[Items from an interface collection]
----------------------------------------
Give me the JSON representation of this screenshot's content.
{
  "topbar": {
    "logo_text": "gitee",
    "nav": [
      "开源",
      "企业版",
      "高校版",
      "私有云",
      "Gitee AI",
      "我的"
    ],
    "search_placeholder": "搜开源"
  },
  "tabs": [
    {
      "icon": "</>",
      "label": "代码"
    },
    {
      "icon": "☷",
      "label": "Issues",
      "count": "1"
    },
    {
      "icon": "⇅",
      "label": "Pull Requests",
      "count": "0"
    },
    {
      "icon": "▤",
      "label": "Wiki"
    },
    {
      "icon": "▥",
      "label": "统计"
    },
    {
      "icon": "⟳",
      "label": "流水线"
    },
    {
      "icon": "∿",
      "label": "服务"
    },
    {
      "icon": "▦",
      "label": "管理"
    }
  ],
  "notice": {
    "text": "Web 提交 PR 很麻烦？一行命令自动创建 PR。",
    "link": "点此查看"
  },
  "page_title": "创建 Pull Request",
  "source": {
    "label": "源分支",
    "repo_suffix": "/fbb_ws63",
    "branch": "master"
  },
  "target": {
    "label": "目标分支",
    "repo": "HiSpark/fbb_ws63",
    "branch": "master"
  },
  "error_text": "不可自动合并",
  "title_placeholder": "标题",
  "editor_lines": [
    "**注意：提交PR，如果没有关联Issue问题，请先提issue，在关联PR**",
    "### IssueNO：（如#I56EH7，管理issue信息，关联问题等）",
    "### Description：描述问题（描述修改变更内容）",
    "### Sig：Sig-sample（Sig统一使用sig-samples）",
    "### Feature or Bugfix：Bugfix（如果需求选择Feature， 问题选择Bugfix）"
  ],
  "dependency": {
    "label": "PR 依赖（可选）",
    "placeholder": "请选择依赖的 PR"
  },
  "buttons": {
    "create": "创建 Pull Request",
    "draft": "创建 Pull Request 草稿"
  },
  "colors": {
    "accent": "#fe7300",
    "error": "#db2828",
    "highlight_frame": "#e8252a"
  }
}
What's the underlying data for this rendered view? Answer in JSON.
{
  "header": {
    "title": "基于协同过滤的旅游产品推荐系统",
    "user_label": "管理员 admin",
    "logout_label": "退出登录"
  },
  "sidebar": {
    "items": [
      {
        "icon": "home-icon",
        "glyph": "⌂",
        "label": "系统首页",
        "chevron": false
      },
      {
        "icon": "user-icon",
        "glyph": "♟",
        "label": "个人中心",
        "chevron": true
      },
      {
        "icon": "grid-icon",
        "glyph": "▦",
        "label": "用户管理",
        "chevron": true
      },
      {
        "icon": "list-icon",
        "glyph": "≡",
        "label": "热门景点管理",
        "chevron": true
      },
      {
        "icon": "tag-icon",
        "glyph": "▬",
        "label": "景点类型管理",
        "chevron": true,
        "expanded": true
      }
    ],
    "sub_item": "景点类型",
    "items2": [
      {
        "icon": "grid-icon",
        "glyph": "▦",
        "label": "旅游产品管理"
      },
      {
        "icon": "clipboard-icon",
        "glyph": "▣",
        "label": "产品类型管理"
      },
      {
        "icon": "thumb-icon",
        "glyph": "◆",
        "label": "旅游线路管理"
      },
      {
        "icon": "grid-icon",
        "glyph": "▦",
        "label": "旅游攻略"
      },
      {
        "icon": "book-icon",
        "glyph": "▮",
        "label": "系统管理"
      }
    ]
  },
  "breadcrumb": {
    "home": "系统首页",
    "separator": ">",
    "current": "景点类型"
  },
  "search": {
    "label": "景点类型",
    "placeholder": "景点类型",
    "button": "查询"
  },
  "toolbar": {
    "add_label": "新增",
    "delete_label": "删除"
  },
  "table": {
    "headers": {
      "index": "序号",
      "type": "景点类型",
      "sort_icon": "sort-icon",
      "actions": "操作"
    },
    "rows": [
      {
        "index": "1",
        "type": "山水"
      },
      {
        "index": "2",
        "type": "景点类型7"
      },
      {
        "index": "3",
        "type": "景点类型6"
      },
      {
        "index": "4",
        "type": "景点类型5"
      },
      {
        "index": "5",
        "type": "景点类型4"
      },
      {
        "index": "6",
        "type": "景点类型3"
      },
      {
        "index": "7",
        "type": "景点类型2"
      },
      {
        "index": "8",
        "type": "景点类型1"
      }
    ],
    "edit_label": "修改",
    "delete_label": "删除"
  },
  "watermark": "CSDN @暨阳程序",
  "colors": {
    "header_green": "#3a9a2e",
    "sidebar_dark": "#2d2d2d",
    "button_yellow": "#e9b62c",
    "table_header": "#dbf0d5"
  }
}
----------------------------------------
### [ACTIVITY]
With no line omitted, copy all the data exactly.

### [OUTPUT OF THE TASK]
Give me the JSON representation of this screenshot's content.
{
  "topbar": {
    "logo_text": "gitee",
    "nav": [
      "开源",
      "企业版",
      "高校版",
      "私有云",
      "Gitee AI",
      "我的"
    ],
    "search_placeholder": "搜开源"
  },
  "tabs": [
    {
      "icon": "</>",
      "label": "代码"
    },
    {
      "icon": "☷",
      "label": "Issues",
      "count": "1"
    },
    {
      "icon": "⇅",
      "label": "Pull Requests",
      "count": "0"
    },
    {
      "icon": "▤",
      "label": "Wiki"
    },
    {
      "icon": "▥",
      "label": "统计"
    },
    {
      "icon": "⟳",
      "label": "流水线"
    },
    {
      "icon": "∿",
      "label": "服务"
    },
    {
      "icon": "▦",
      "label": "管理"
    }
  ],
  "notice": {
    "text": "Web 提交 PR 很麻烦？一行命令自动创建 PR。",
    "link": "点此查看"
  },
  "page_title": "创建 Pull Request",
  "source": {
    "label": "源分支",
    "repo_suffix": "/fbb_ws63",
    "branch": "master"
  },
  "target": {
    "label": "目标分支",
    "repo": "HiSpark/fbb_ws63",
    "branch": "master"
  },
  "error_text": "不可自动合并",
  "title_placeholder": "标题",
  "editor_lines": [
    "**注意：提交PR，如果没有关联Issue问题，请先提issue，在关联PR**",
    "### IssueNO：（如#I56EH7，管理issue信息，关联问题等）",
    "### Description：描述问题（描述修改变更内容）",
    "### Sig：Sig-sample（Sig统一使用sig-samples）",
    "### Feature or Bugfix：Bugfix（如果需求选择Feature， 问题选择Bugfix）"
  ],
  "dependency": {
    "label": "PR 依赖（可选）",
    "placeholder": "请选择依赖的 PR"
  },
  "buttons": {
    "create": "创建 Pull Request",
    "draft": "创建 Pull Request 草稿"
  },
  "colors": {
    "accent": "#fe7300",
    "error": "#db2828",
    "highlight_frame": "#e8252a"
  }
}
What's the underlying data for this rendered view? Answer in JSON.
{
  "header": {
    "title": "基于协同过滤的旅游产品推荐系统",
    "user_label": "管理员 admin",
    "logout_label": "退出登录"
  },
  "sidebar": {
    "items": [
      {
        "icon": "home-icon",
        "glyph": "⌂",
        "label": "系统首页",
        "chevron": false
      },
      {
        "icon": "user-icon",
        "glyph": "♟",
        "label": "个人中心",
        "chevron": true
      },
      {
        "icon": "grid-icon",
        "glyph": "▦",
        "label": "用户管理",
        "chevron": true
      },
      {
        "icon": "list-icon",
        "glyph": "≡",
        "label": "热门景点管理",
        "chevron": true
      },
      {
        "icon": "tag-icon",
        "glyph": "▬",
        "label": "景点类型管理",
        "chevron": true,
        "expanded": true
      }
    ],
    "sub_item": "景点类型",
    "items2": [
      {
        "icon": "grid-icon",
        "glyph": "▦",
        "label": "旅游产品管理"
      },
      {
        "icon": "clipboard-icon",
        "glyph": "▣",
        "label": "产品类型管理"
      },
      {
        "icon": "thumb-icon",
        "glyph": "◆",
        "label": "旅游线路管理"
      },
      {
        "icon": "grid-icon",
        "glyph": "▦",
        "label": "旅游攻略"
      },
      {
        "icon": "book-icon",
        "glyph": "▮",
        "label": "系统管理"
      }
    ]
  },
  "breadcrumb": {
    "home": "系统首页",
    "separator": ">",
    "current": "景点类型"
  },
  "search": {
    "label": "景点类型",
    "placeholder": "景点类型",
    "button": "查询"
  },
  "toolbar": {
    "add_label": "新增",
    "delete_label": "删除"
  },
  "table": {
    "headers": {
      "index": "序号",
      "type": "景点类型",
      "sort_icon": "sort-icon",
      "actions": "操作"
    },
    "rows": [
      {
        "index": "1",
        "type": "山水"
      },
      {
        "index": "2",
        "type": "景点类型7"
      },
      {
        "index": "3",
        "type": "景点类型6"
      },
      {
        "index": "4",
        "type": "景点类型5"
      },
      {
        "index": "5",
        "type": "景点类型4"
      },
      {
        "index": "6",
        "type": "景点类型3"
      },
      {
        "index": "7",
        "type": "景点类型2"
      },
      {
        "index": "8",
        "type": "景点类型1"
      }
    ],
    "edit_label": "修改",
    "delete_label": "删除"
  },
  "watermark": "CSDN @暨阳程序",
  "colors": {
    "header_green": "#3a9a2e",
    "sidebar_dark": "#2d2d2d",
    "button_yellow": "#e9b62c",
    "table_header": "#dbf0d5"
  }
}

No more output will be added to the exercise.